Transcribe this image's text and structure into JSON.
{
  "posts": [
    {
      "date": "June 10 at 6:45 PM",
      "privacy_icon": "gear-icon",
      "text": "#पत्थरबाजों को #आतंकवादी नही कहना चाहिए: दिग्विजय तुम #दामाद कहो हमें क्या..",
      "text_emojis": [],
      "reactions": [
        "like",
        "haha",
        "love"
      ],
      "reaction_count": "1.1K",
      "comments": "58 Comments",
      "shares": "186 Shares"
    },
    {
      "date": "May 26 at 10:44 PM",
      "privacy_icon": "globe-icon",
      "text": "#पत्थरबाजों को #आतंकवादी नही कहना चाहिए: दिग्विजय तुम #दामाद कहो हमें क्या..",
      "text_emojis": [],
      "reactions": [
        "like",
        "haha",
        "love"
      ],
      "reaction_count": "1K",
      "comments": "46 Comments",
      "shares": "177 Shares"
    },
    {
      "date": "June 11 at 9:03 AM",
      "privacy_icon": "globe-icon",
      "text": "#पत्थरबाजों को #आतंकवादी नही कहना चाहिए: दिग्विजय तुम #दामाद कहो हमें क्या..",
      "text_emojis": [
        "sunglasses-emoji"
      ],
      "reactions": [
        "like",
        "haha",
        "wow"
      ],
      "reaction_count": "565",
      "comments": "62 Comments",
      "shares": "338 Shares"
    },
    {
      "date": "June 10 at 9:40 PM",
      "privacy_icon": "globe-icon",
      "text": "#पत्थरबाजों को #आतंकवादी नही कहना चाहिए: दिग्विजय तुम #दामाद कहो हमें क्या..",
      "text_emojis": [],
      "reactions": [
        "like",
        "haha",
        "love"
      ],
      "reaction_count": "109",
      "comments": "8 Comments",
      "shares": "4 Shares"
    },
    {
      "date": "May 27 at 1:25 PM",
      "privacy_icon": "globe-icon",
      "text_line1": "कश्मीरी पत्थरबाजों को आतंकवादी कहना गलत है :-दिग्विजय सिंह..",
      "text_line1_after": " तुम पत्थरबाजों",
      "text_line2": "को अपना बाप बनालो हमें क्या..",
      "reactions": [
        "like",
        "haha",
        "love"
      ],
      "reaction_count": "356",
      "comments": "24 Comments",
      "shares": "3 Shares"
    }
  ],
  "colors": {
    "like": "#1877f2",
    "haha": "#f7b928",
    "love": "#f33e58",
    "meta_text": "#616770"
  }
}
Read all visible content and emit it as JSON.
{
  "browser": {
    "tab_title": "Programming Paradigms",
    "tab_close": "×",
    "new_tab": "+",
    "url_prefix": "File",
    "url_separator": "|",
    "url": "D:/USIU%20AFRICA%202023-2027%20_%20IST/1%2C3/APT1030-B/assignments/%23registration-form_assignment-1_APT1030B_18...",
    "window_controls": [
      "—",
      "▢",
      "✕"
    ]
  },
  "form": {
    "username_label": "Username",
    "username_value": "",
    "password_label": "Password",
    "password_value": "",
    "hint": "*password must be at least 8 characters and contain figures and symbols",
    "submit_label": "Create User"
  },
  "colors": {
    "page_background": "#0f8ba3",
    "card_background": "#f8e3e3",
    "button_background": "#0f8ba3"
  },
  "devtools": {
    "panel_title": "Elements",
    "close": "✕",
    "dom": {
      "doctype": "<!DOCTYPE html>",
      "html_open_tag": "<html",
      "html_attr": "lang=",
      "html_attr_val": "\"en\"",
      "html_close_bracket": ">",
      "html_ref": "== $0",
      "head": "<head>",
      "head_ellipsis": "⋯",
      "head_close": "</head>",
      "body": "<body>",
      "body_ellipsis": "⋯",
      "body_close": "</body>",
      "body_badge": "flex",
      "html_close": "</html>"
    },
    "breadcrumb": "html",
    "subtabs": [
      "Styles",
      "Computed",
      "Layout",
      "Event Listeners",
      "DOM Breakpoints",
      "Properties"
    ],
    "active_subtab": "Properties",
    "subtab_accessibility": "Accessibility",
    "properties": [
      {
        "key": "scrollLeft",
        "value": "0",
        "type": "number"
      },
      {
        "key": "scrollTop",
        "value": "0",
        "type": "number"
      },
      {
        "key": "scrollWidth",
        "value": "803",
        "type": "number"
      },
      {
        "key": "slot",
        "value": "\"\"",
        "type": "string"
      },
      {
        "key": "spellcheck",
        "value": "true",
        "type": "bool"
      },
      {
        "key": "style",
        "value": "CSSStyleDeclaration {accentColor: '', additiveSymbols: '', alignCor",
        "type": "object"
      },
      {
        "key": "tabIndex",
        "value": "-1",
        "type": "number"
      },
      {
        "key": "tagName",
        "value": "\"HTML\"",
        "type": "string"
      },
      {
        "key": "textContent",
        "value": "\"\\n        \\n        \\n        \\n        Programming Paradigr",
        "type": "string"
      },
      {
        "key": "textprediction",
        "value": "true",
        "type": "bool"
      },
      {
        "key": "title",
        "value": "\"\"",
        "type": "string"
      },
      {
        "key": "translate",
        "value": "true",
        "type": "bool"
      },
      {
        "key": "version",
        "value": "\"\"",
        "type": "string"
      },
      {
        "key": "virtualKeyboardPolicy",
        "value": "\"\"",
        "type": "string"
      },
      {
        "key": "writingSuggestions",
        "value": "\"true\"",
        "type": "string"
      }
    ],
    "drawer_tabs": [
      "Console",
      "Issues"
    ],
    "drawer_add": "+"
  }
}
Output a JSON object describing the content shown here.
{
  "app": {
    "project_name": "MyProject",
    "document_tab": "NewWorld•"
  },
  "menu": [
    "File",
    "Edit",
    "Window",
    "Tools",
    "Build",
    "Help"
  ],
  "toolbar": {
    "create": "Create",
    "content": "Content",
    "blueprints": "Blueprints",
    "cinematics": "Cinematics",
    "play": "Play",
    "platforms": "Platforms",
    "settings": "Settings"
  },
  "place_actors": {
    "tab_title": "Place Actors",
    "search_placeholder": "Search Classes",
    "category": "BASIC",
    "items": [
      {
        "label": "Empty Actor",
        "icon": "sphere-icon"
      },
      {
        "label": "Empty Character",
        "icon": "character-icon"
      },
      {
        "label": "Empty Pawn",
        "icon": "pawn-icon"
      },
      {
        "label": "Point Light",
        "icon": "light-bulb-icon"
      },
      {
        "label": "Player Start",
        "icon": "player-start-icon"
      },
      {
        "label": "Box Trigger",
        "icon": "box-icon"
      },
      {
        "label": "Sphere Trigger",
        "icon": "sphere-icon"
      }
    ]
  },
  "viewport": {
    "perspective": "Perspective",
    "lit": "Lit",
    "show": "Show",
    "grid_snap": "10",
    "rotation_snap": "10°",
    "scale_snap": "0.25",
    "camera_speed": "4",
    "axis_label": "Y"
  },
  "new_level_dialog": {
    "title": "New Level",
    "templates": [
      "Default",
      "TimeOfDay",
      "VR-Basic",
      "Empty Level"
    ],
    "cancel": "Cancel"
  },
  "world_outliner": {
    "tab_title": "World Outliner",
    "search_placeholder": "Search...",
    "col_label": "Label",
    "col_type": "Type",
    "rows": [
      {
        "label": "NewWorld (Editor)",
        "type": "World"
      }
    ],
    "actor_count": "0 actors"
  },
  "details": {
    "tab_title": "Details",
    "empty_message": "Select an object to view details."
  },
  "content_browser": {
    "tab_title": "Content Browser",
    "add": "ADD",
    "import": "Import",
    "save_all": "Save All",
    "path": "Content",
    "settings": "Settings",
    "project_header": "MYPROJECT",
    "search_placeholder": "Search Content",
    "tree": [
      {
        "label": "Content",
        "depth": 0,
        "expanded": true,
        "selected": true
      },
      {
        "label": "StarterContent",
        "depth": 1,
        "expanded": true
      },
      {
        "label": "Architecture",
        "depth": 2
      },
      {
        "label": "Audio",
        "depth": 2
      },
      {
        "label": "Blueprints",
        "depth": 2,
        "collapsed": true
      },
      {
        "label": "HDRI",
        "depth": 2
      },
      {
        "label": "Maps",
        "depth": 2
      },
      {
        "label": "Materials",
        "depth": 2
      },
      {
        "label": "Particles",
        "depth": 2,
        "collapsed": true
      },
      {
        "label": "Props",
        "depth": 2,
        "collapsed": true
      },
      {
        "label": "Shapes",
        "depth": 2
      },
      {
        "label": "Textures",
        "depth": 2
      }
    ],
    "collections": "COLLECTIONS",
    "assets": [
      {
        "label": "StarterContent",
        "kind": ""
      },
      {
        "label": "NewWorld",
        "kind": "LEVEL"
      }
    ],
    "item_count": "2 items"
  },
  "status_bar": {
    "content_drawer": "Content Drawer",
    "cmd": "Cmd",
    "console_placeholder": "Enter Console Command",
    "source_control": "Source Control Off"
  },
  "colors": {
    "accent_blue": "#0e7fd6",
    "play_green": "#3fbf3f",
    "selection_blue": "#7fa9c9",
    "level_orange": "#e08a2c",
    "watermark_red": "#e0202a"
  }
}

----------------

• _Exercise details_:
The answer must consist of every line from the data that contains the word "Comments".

• _Answer to the exercise_:
      "comments": "58 Comments",
      "comments": "46 Comments",
      "comments": "62 Comments",
      "comments": "8 Comments",
      "comments": "24 Comments",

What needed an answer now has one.